_Your instructions_
All lines from the entries below that contain the string "THINGS" should be copied out.

_The data_
☆ ☆ ☆ ☆
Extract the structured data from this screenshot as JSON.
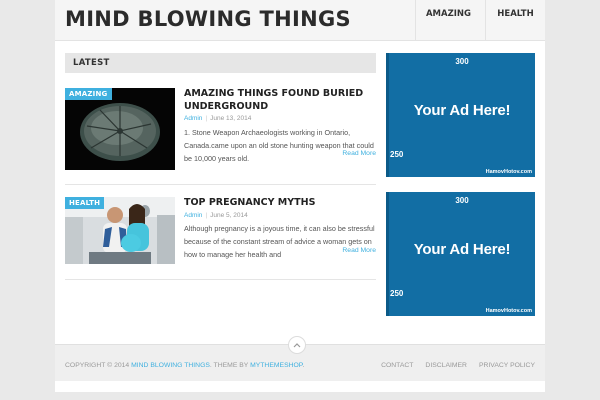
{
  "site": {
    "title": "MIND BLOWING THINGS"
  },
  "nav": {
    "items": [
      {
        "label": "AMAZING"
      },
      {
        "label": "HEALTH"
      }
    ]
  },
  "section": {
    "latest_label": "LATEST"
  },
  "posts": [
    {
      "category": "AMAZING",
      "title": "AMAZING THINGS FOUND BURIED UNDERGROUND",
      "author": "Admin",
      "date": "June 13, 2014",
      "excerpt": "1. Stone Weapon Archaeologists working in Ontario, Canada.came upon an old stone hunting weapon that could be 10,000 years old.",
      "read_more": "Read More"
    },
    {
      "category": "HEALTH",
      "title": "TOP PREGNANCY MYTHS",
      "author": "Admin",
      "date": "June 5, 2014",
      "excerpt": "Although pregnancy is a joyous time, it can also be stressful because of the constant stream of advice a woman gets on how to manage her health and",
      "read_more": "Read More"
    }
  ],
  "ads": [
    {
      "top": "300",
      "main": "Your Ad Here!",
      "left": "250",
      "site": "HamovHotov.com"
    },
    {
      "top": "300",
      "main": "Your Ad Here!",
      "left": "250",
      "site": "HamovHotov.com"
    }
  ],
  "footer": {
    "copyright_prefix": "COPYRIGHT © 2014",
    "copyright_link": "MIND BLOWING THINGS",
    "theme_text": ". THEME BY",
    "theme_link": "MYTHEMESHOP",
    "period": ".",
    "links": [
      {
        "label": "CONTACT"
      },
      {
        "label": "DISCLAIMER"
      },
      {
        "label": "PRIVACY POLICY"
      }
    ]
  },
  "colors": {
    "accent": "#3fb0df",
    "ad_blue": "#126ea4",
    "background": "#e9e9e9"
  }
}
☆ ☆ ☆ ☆
_Exercise answer_
    "title": "MIND BLOWING THINGS"
      "title": "AMAZING THINGS FOUND BURIED UNDERGROUND",
    "copyright_link": "MIND BLOWING THINGS",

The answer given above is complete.